Texas Art House presented Mars Woodhill in a solo exhibition of the earth July 8 through August 13. Her work references geological and biological influences – a work may suggest the interior of a mineral formation, a distant view of an undiscovered world, or the beginnings of a new life form.
Woodhill says, “My work depicts energy and movement. I seek to examine the elements that produce change, whether in nature or within an individual’s inner world. As I delve into adaptation to boundaries, and convergence/divergence, some of my paintings freeze a moment of explosive energy, while others provide a meditation on life’s beginnings. Both express progression and vitality.”
Exhibited were Gardner’s life sized mixed media sculptures of wild wolves, ravens and deer carcasses conveying stories of life, death and rebirth. Also on view were photographs, in collaboration with photographer Michael Loyd Young, of the sculptures integrated into the Texas Hill Country natural landscapes.
Gardner has exhibited widely in Texas including solo exhibitions at the Galveston Arts Center in 2016 and as a visiting artist at Molzberger Academy of Fine Arts, Hilmsen, Germany in 2015. She has her MFA from Houston Baptist University and currently is an adjunct professor at HBU.
In addition to new wall installations and the large, important sculpture ‘synchronicity of color – yellow cube”, several work study drawings from her Fall 2016 Brown Foundation Fellowship Program grant at the Dora Maar House in Southern France were presented. Designated the 2015 Texas State 3-Dimensional Artist by the 84th Texas Legislature, Margo Sawyer creates installations which translate the notion of an ancient sacred space into a contemporary vocabulary.

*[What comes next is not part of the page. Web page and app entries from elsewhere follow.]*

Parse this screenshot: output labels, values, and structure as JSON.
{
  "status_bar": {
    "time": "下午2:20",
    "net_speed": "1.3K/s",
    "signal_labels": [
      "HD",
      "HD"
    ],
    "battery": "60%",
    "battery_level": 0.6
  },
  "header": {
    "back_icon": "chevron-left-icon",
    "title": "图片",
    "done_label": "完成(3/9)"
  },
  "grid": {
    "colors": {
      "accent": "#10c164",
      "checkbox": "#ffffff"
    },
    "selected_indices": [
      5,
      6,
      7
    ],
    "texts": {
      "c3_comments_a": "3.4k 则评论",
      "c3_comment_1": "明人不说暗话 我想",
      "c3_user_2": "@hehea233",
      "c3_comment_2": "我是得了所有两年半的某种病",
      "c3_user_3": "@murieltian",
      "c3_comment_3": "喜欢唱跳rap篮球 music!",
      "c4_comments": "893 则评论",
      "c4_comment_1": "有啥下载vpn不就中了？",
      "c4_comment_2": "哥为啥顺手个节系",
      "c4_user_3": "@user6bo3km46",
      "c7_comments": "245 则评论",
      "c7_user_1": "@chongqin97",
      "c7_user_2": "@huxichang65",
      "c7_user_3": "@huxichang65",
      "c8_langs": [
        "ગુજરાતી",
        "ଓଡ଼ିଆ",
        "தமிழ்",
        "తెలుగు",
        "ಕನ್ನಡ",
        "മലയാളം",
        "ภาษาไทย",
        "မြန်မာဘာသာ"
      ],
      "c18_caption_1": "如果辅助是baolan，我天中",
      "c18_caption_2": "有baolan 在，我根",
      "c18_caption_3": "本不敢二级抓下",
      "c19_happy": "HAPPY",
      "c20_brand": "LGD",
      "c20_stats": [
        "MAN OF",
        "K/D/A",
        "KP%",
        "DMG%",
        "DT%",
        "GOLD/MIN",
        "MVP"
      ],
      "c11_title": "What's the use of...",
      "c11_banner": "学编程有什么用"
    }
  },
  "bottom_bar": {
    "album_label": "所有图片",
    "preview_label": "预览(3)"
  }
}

This solo exhibition of McKay Otto’s current work introduced a new series of luminous sculptures ‘ever know ever’. Otto continues to develop and explore his examination of the dimensional relationships that exist between drawing, painting, and sculpture. His work frees the two-dimensionality in painting creating art which goes beyond physicality. As the artist states – “This work serves as a vehicle for us to look inside and find the innermost echoes that pierce through us. It may serve as a metaphor for humanity’s capacity to transcend itself.”
“past/present” explored the relationship between rarely shown EARLY WORKS for four highly recognized artists: Catherine Lee, McKay Otto, Margo Sawyer, and Joan Winter.
“pure” featured the works of seven contemporary Texas artists: Joseph Cohen, Karen Hawkins, Catherine Lee, McKay Otto, Beverly Penn, Margo Sawyer, Joan Winter.
“INHERENT NATURE” featured eight Texas artists exploring nature as a metaphor for aspects of the human condition. Showcased artists exhibited a broad range of medium and styles including photography, paintings, sculpture, drawing and mixed media.
“unlimited” celebrated the unlimited diversity and remarkable vision of Texas artists. Showcased artists exhibited a broad range of medium and styles including paintings, sculpture and mixed media.